The consequences of high cholesterol can be serious. Most notably, high cholesterol raises the risk of heart disease — there is wide agreement in the medical community on this point. The relationship was first underscored by the pioneering Framingham Heart Study.
Since 1948, that study has monitored 5,209 men and women for the development of coronary heart disease. Data from this and other studies were joined in a report, which showed that the risk for coronary heart disease increases as blood-cholesterol level rises, especially as it rises past 200 mg/dL.
These high levels of blood cholesterol directly contribute to atherosclerosis and heart attack. Low HDL cholesterol and high levels of triglycerides are also factors of the metabolic syndrome, a condition that increases the risk of coronary heart disease.
We’ll start out taking a look at the more high-profile condition. The next page describes the series of events that start with atherosclerosis and can end in a heart attack.
For more information on cholesterol, check out these links:

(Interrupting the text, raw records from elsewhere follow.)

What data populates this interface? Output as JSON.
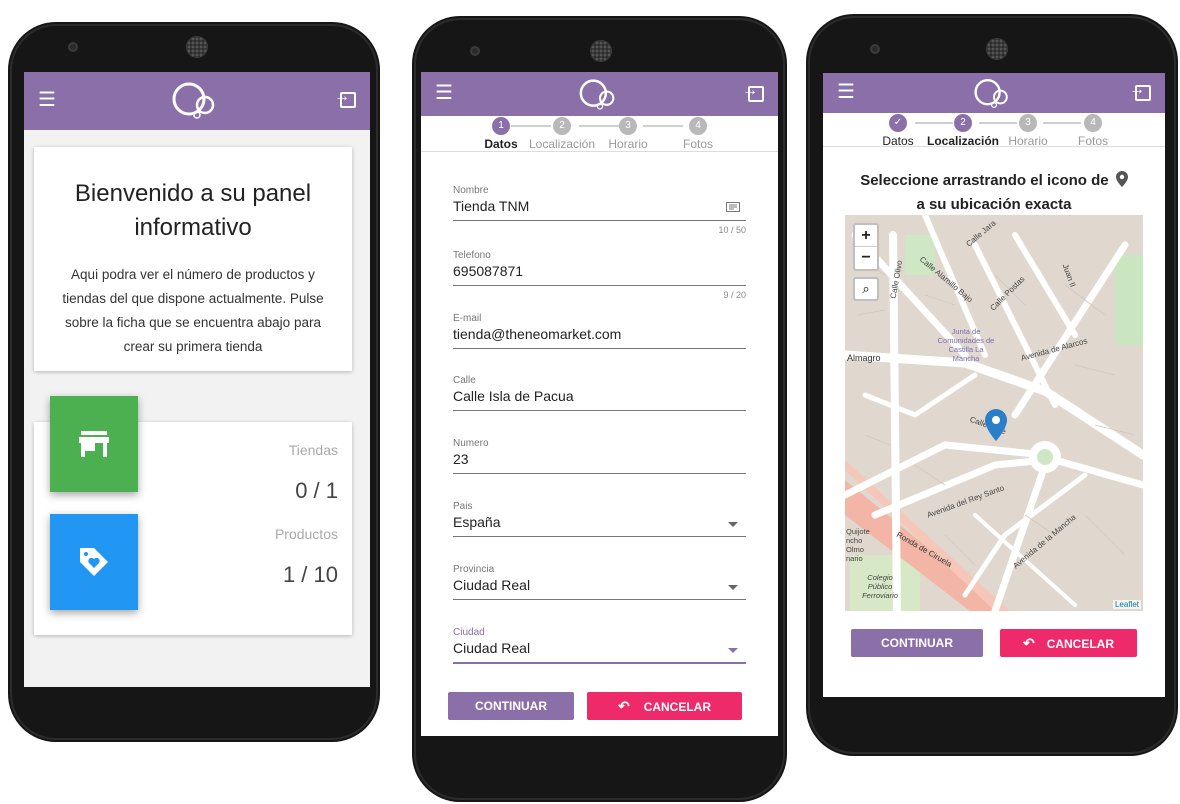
{
  "colors": {
    "primary": "#8a6fa8",
    "accent": "#ee2a6b",
    "green": "#4caf50",
    "blue": "#2196f3"
  },
  "icons": {
    "menu": "menu-icon",
    "exit": "exit-icon",
    "store": "store-icon",
    "tag": "tag-heart-icon",
    "contact": "contact-card-icon",
    "pin": "map-pin-icon",
    "undo": "undo-icon",
    "zoom_in": "zoom-in-icon",
    "zoom_out": "zoom-out-icon",
    "search": "search-icon"
  },
  "phone1": {
    "welcome_title": "Bienvenido a su panel informativo",
    "welcome_text": "Aqui podra ver el número de productos y tiendas del que dispone actualmente. Pulse sobre la ficha que se encuentra abajo para crear su primera tienda",
    "stores_label": "Tiendas",
    "stores_value": "0 / 1",
    "products_label": "Productos",
    "products_value": "1 / 10"
  },
  "phone2": {
    "steps": [
      {
        "num": "1",
        "label": "Datos"
      },
      {
        "num": "2",
        "label": "Localización"
      },
      {
        "num": "3",
        "label": "Horario"
      },
      {
        "num": "4",
        "label": "Fotos"
      }
    ],
    "fields": {
      "nombre": {
        "label": "Nombre",
        "value": "Tienda TNM",
        "counter": "10 / 50"
      },
      "telefono": {
        "label": "Telefono",
        "value": "695087871",
        "counter": "9 / 20"
      },
      "email": {
        "label": "E-mail",
        "value": "tienda@theneomarket.com"
      },
      "calle": {
        "label": "Calle",
        "value": "Calle Isla de Pacua"
      },
      "numero": {
        "label": "Numero",
        "value": "23"
      },
      "pais": {
        "label": "Pais",
        "value": "España"
      },
      "provincia": {
        "label": "Provincia",
        "value": "Ciudad Real"
      },
      "ciudad": {
        "label": "Ciudad",
        "value": "Ciudad Real"
      }
    },
    "continue_label": "CONTINUAR",
    "cancel_label": "CANCELAR"
  },
  "phone3": {
    "steps": [
      {
        "num": "✓",
        "label": "Datos"
      },
      {
        "num": "2",
        "label": "Localización"
      },
      {
        "num": "3",
        "label": "Horario"
      },
      {
        "num": "4",
        "label": "Fotos"
      }
    ],
    "instruction_line1": "Seleccione arrastrando el icono de",
    "instruction_line2": "a su ubicación exacta",
    "map_attribution": "Leaflet",
    "map_zoom_in": "+",
    "map_zoom_out": "−",
    "map_labels": {
      "almagro": "Almagro",
      "calle_jara": "Calle Jara",
      "calle_olivo": "Calle Olivo",
      "calle_alamillo": "Calle Alamillo Bajo",
      "calle_postas": "Calle Postas",
      "juan_ii": "Juan II",
      "junta": "Junta de Comunidades de Castilla La Mancha",
      "avenida_alarcos": "Avenida de Alarcos",
      "calle_tinte": "Calle Tinte",
      "avenida_rey_santo": "Avenida del Rey Santo",
      "ronda_ciruela": "Ronda de Ciruela",
      "avenida_mancha": "Avenida de la Mancha",
      "colegio": "Colegio Público Ferroviario",
      "quijote": "Quijote ncho Olmo nario"
    },
    "continue_label": "CONTINUAR",
    "cancel_label": "CANCELAR"
  }
}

- Cholesterol Levels: We all know there’s “good” and “bad” cholesterol. Find out why you need more of one kind of cholesterol and less of the other.
- Causes of High Cholesterol: Diet and DNA are the main causes of high cholesterol. Learn why the numbers might be high in your case.
- How to Lower Cholesterol: Like many conditions, eating right and exercising can help control cholesterol. Learn what that means for you.
- How Cholesterol Works: Cholesterol is essential for the body. Find out why we need it and how much is too much.
- Understanding a Heart Attack: Heart attack is the No. 1 cause of death in the U.S. Find out what happens in a heart attack.
This information is solely for informational purposes. IT IS NOT INTENDED TO PROVIDE MEDICAL ADVICE. Neither the Editors of Consumer Guide (R), Publications International, Ltd., the author nor publisher take responsibility for any possible consequences from any treatment, procedure, exercise, dietary modification, action or application of medication which results from reading or following the information contained in this information. The publication of this information does not constitute the practice of medicine, and this information does not replace the advice of your physician or other health care provider. Before undertaking any course of treatment, the reader must seek the advice of their physician or other health care provider.